## TASK DIRECTIONS
For each line below that contains the string "name", copy that line.

(Collected data)
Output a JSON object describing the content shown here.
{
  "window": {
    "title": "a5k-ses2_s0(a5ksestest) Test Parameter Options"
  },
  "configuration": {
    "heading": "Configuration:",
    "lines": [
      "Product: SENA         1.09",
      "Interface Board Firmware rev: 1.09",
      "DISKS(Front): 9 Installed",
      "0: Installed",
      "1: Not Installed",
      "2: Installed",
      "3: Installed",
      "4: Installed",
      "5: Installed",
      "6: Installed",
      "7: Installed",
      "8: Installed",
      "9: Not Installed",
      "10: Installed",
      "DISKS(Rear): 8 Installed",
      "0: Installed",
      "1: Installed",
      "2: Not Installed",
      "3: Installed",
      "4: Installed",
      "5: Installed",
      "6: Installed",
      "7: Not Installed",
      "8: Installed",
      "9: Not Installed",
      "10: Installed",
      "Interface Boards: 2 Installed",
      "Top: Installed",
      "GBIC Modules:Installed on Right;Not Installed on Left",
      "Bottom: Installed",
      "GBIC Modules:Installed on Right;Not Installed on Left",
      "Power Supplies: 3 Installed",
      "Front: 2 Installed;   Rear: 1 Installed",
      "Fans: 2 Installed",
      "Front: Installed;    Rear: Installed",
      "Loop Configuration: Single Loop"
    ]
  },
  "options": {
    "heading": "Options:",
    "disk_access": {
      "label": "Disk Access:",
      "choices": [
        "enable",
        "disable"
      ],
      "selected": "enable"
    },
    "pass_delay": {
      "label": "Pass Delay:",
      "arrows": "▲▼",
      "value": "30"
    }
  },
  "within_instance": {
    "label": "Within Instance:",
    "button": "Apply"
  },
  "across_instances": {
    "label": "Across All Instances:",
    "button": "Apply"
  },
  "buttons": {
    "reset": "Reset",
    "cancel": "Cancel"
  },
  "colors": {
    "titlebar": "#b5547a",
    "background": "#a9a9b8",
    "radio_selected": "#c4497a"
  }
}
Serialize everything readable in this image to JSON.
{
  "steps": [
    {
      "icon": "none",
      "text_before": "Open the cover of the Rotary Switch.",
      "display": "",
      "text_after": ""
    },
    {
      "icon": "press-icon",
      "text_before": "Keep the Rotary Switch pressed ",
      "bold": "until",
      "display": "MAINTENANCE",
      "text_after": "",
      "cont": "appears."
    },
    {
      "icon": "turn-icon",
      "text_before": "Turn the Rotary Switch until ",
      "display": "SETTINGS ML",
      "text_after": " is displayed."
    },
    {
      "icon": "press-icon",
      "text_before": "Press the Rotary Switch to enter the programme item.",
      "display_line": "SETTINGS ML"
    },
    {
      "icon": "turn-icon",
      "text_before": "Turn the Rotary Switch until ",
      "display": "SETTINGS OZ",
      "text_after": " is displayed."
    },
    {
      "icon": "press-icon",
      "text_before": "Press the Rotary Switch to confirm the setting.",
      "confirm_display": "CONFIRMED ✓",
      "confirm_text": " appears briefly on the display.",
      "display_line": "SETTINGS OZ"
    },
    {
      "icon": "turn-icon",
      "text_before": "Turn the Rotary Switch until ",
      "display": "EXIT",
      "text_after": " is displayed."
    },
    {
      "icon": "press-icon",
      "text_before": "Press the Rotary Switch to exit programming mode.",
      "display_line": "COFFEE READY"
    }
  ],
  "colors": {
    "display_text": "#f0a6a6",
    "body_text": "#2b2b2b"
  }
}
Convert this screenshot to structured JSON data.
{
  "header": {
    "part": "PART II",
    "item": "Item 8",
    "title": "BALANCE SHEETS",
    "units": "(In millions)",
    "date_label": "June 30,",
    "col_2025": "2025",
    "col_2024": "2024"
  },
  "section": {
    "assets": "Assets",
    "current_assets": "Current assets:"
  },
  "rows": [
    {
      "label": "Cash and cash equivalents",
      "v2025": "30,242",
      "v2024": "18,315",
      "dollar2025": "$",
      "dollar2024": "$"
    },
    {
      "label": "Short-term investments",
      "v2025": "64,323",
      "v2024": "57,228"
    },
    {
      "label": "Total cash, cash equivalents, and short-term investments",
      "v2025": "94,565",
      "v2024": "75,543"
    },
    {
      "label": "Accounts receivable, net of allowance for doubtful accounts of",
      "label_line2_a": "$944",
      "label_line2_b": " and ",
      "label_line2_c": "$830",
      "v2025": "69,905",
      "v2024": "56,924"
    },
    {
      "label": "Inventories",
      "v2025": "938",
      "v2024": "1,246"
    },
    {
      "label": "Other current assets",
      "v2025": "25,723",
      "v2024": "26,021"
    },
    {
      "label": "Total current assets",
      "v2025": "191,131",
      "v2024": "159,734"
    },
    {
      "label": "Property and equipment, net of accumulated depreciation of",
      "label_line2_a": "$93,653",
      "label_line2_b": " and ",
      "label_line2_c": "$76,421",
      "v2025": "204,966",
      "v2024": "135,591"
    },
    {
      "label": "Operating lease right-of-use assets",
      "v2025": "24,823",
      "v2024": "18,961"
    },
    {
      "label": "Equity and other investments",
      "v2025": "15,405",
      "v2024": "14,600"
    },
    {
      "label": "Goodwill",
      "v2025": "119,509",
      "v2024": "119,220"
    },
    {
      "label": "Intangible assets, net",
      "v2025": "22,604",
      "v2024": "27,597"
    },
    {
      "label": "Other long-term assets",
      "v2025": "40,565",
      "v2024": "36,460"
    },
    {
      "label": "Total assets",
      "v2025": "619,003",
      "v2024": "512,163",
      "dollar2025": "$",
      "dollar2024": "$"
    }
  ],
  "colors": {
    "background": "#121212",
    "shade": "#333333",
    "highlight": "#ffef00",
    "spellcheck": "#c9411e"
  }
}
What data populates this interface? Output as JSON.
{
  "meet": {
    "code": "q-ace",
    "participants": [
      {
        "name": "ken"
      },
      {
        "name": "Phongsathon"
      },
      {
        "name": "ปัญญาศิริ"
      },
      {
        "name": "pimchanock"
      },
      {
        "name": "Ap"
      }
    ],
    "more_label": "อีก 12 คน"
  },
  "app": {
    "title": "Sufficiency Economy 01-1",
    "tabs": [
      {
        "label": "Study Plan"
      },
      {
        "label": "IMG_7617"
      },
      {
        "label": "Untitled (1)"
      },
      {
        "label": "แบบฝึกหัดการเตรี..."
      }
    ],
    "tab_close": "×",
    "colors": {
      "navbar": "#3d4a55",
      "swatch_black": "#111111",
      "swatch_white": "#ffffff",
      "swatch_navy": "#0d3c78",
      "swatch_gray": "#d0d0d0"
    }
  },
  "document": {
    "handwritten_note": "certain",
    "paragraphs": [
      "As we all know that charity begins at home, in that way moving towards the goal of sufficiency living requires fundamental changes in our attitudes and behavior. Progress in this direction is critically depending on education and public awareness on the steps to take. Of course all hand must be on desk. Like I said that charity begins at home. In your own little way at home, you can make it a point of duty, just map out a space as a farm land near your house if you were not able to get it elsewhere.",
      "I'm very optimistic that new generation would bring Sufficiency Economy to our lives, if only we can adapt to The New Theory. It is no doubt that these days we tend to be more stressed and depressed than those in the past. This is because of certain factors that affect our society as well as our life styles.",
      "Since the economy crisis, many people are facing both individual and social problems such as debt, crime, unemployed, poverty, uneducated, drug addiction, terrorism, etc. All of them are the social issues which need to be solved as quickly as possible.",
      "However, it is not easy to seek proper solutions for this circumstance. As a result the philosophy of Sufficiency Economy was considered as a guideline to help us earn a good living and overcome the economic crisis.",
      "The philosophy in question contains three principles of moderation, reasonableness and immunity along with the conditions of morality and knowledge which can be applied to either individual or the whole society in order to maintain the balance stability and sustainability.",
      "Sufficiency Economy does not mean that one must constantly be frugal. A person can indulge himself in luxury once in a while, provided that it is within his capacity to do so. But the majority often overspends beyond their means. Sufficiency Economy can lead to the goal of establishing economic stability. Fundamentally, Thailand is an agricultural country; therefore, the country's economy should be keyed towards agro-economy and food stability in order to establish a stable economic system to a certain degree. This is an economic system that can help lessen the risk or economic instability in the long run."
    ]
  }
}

## ANSWER TO THIS PROBLEM
        "name": "ken"
        "name": "Phongsathon"
        "name": "ปัญญาศิริ"
        "name": "pimchanock"
        "name": "Ap"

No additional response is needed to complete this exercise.